Ronald Reagan's aides talked about "starving the beast." They said it meant "big government," but they had no intention of starving the war machine or the mechanism that dols out corporate welfare. The plan was to let the deficits and national debt get so large that there would be no choice but to slash Social Security and entitlements. He borrowed vast amounts to cover two tax cuts for the rich in 1981 ansd 1986.
Now voters are rightly concerned about the deficit and national debt and are help bent on giving the GOP the power to slash Social Security and entitlements. There are a lot of emotional red flags in this election to distort and confuse, but there is enough data out there to conclude that the GOP will not cut the deficit by hurting the war machine or cutting the George W. Bush 2001 and 2003 tax cuts for the wealthy.

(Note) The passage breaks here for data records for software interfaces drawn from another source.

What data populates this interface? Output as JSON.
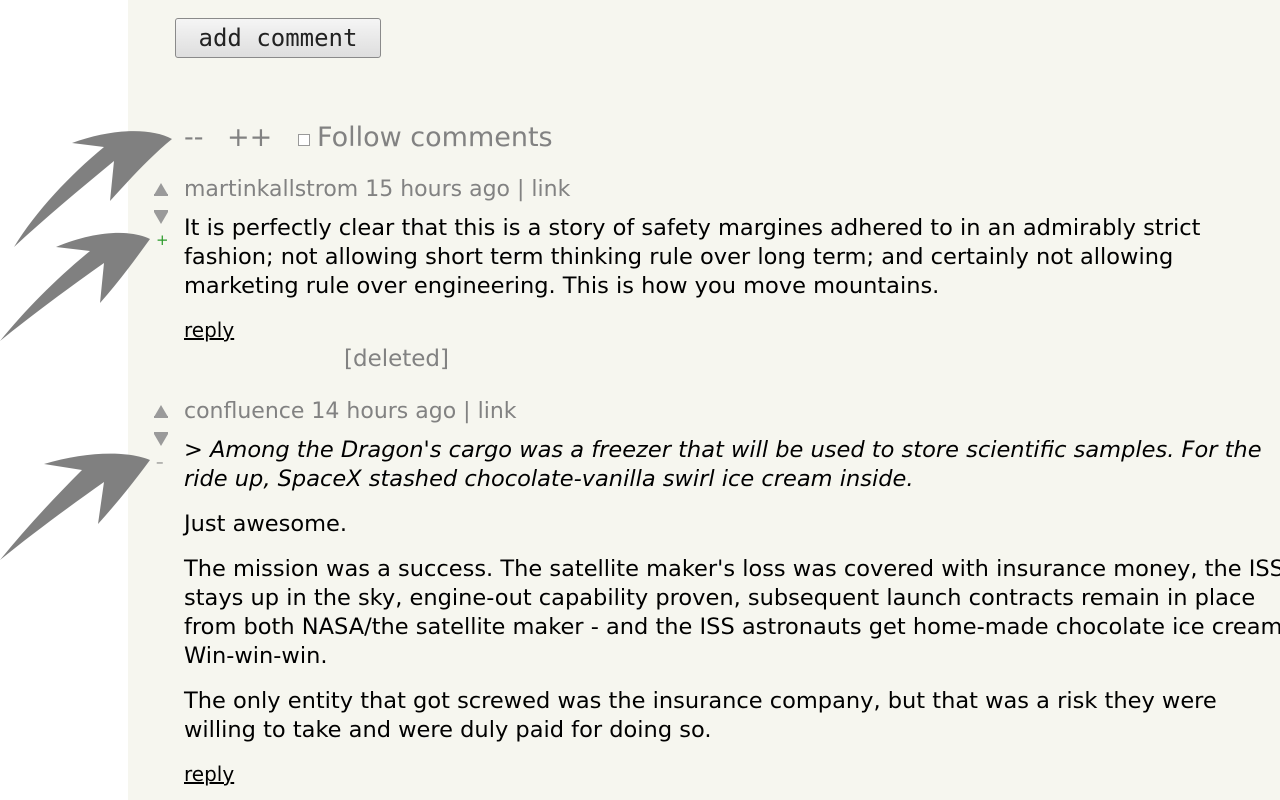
{
  "toolbar": {
    "add_comment_label": "add comment"
  },
  "controls": {
    "collapse_all": "--",
    "expand_all": "++",
    "follow_label": "Follow comments"
  },
  "comments": [
    {
      "author": "martinkallstrom",
      "age": "15 hours ago",
      "separator": "|",
      "link": "link",
      "toggle": "+",
      "paragraphs": [
        "It is perfectly clear that this is a story of safety margines adhered to in an admirably strict fashion; not allowing short term thinking rule over long term; and certainly not allowing marketing rule over engineering. This is how you move mountains."
      ],
      "reply": "reply"
    },
    {
      "deleted": "[deleted]"
    },
    {
      "author": "confluence",
      "age": "14 hours ago",
      "separator": "|",
      "link": "link",
      "toggle": "–",
      "quote": "> Among the Dragon's cargo was a freezer that will be used to store scientific samples. For the ride up, SpaceX stashed chocolate-vanilla swirl ice cream inside.",
      "paragraphs": [
        "Just awesome.",
        "The mission was a success. The satellite maker's loss was covered with insurance money, the ISS stays up in the sky, engine-out capability proven, subsequent launch contracts remain in place from both NASA/the satellite maker - and the ISS astronauts get home-made chocolate ice cream! Win-win-win.",
        "The only entity that got screwed was the insurance company, but that was a risk they were willing to take and were duly paid for doing so."
      ],
      "reply": "reply"
    }
  ],
  "colors": {
    "page_bg": "#f6f6ef",
    "meta_text": "#828282",
    "toggle_plus": "#2a9a2a",
    "annotation_arrow": "#808080"
  }
}
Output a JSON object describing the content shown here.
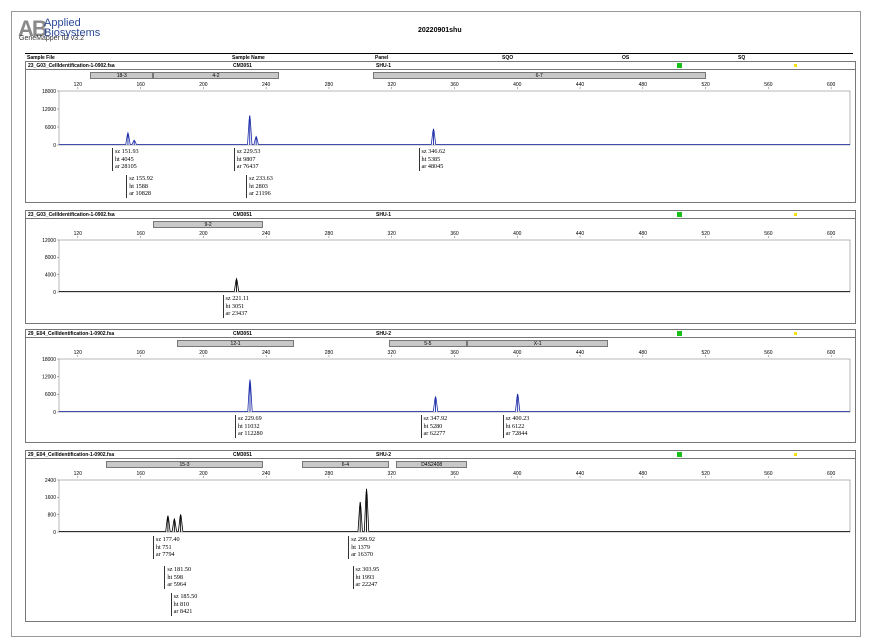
{
  "header": {
    "logo_text": "Applied Biosystems",
    "logo_line1": "Applied",
    "logo_line2": "Biosystems",
    "version": "GeneMapper ID v3.2",
    "title": "20220901shu",
    "columns": [
      "Sample File",
      "Sample Name",
      "Panel",
      "SQO",
      "OS",
      "SQ"
    ]
  },
  "colors": {
    "blue": "#1a2aa8",
    "black": "#000000",
    "green": "#18c018",
    "yellow": "#f2e210"
  },
  "chart_data": [
    {
      "type": "line",
      "sample_file": "23_G03_CellIdentification-1-0902.fsa",
      "sample_name": "CM3051",
      "panel": "SHU-1",
      "color": "#1a2aa8",
      "bins": [
        {
          "label": "18-3",
          "start": 128,
          "end": 168
        },
        {
          "label": "4-2",
          "start": 168,
          "end": 248
        },
        {
          "label": "6-7",
          "start": 308,
          "end": 520
        }
      ],
      "xlim": [
        108,
        612
      ],
      "x_ticks": [
        120,
        160,
        200,
        240,
        280,
        320,
        360,
        400,
        440,
        480,
        520,
        560,
        600
      ],
      "ylim": [
        0,
        18000
      ],
      "y_ticks": [
        0,
        6000,
        12000,
        18000
      ],
      "peaks": [
        {
          "x": 151.93,
          "y": 4045
        },
        {
          "x": 155.92,
          "y": 1588
        },
        {
          "x": 229.53,
          "y": 9807
        },
        {
          "x": 233.63,
          "y": 2803
        },
        {
          "x": 346.62,
          "y": 5385
        }
      ],
      "labels": [
        {
          "lines": [
            "sz 151.93",
            "ht 4045",
            "ar 28105"
          ]
        },
        {
          "lines": [
            "sz 155.92",
            "ht 1588",
            "ar 10828"
          ]
        },
        {
          "lines": [
            "sz 229.53",
            "ht 9807",
            "ar 76437"
          ]
        },
        {
          "lines": [
            "sz 233.63",
            "ht 2803",
            "ar 21196"
          ]
        },
        {
          "lines": [
            "sz 346.62",
            "ht 5385",
            "ar 48045"
          ]
        }
      ]
    },
    {
      "type": "line",
      "sample_file": "23_G03_CellIdentification-1-0902.fsa",
      "sample_name": "CM3051",
      "panel": "SHU-1",
      "color": "#000000",
      "bins": [
        {
          "label": "9-2",
          "start": 168,
          "end": 238
        }
      ],
      "xlim": [
        108,
        612
      ],
      "x_ticks": [
        120,
        160,
        200,
        240,
        280,
        320,
        360,
        400,
        440,
        480,
        520,
        560,
        600
      ],
      "ylim": [
        0,
        12000
      ],
      "y_ticks": [
        0,
        4000,
        8000,
        12000
      ],
      "peaks": [
        {
          "x": 221.11,
          "y": 3051
        }
      ],
      "labels": [
        {
          "lines": [
            "sz 221.11",
            "ht 3051",
            "ar 23437"
          ]
        }
      ]
    },
    {
      "type": "line",
      "sample_file": "29_E04_CellIdentification-1-0902.fsa",
      "sample_name": "CM3051",
      "panel": "SHU-2",
      "color": "#1a2aa8",
      "bins": [
        {
          "label": "12-1",
          "start": 183,
          "end": 258
        },
        {
          "label": "5-5",
          "start": 318,
          "end": 368
        },
        {
          "label": "X-1",
          "start": 368,
          "end": 458
        }
      ],
      "xlim": [
        108,
        612
      ],
      "x_ticks": [
        120,
        160,
        200,
        240,
        280,
        320,
        360,
        400,
        440,
        480,
        520,
        560,
        600
      ],
      "ylim": [
        0,
        18000
      ],
      "y_ticks": [
        0,
        6000,
        12000,
        18000
      ],
      "peaks": [
        {
          "x": 229.69,
          "y": 11032
        },
        {
          "x": 347.92,
          "y": 5280
        },
        {
          "x": 400.23,
          "y": 6122
        }
      ],
      "labels": [
        {
          "lines": [
            "sz 229.69",
            "ht 11032",
            "ar 112280"
          ]
        },
        {
          "lines": [
            "sz 347.92",
            "ht 5280",
            "ar 62277"
          ]
        },
        {
          "lines": [
            "sz 400.23",
            "ht 6122",
            "ar 72844"
          ]
        }
      ]
    },
    {
      "type": "line",
      "sample_file": "29_E04_CellIdentification-1-0902.fsa",
      "sample_name": "CM3051",
      "panel": "SHU-2",
      "color": "#000000",
      "bins": [
        {
          "label": "15-3",
          "start": 138,
          "end": 238
        },
        {
          "label": "6-4",
          "start": 263,
          "end": 318
        },
        {
          "label": "D4S2408",
          "start": 323,
          "end": 368
        }
      ],
      "xlim": [
        108,
        612
      ],
      "x_ticks": [
        120,
        160,
        200,
        240,
        280,
        320,
        360,
        400,
        440,
        480,
        520,
        560,
        600
      ],
      "ylim": [
        0,
        2400
      ],
      "y_ticks": [
        0,
        800,
        1600,
        2400
      ],
      "peaks": [
        {
          "x": 177.4,
          "y": 751
        },
        {
          "x": 181.5,
          "y": 598
        },
        {
          "x": 185.5,
          "y": 810
        },
        {
          "x": 299.92,
          "y": 1379
        },
        {
          "x": 303.95,
          "y": 1993
        }
      ],
      "labels": [
        {
          "lines": [
            "sz 177.40",
            "ht 751",
            "ar 7794"
          ]
        },
        {
          "lines": [
            "sz 181.50",
            "ht 598",
            "ar 5964"
          ]
        },
        {
          "lines": [
            "sz 185.50",
            "ht 810",
            "ar 8421"
          ]
        },
        {
          "lines": [
            "sz 299.92",
            "ht 1379",
            "ar 16370"
          ]
        },
        {
          "lines": [
            "sz 303.95",
            "ht 1993",
            "ar 22247"
          ]
        }
      ]
    }
  ]
}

Some voters think the election is about punishing Democrats who borrowed money to save jobs. Others are registering their unhappiness that there is an "African-born, Socialist, Muslim" in the White House, and they "want to take their country back." Some old folks are so confused they see Democrats and Health Care Reform as a greater threat to their Medicare than what the Republicans could eventually do.
Social Security and Entitlements must be put on a sustainable basis very soon, and this election is about who has the greatest say in what is done.
The former Labour Government in Great Britain was in so much financial trouble that it had to cut pensions of people already retired. The Economist recommended that the US federal government and the states do the same. Since then there has been much talk in Congress and in state legislatures by Republicans who want to slashj benefits of public workers nor retired and yet to retire.
There are political and legal obstacles to doing so, but state pension plans are in deep trouble and the time is fast approaching when a choice must be made between raising taxes or slashing pensions.
It is possible that the momentum of the Tea Baggers will continue or increase and that pensioners will be in trouble.
The mainstream press invariably call Susan Collins and Olympia Snowe Republican "moderates."
One wonders what kind of yardstick they are using. Are they in the Jacob Javits-Lowell Weicker league? Not by a long shot.
No one ever called Robert A. Taft a moderate, but a good argument could be made that Mr. Republican of the 1940s and 1950s had more compassion than these two ladies.
They break ranks from their extremist colleagues just often enough to fool the voters of Maine into thinking they are not completely under the sway of Mitch McConnell and the Hard Right.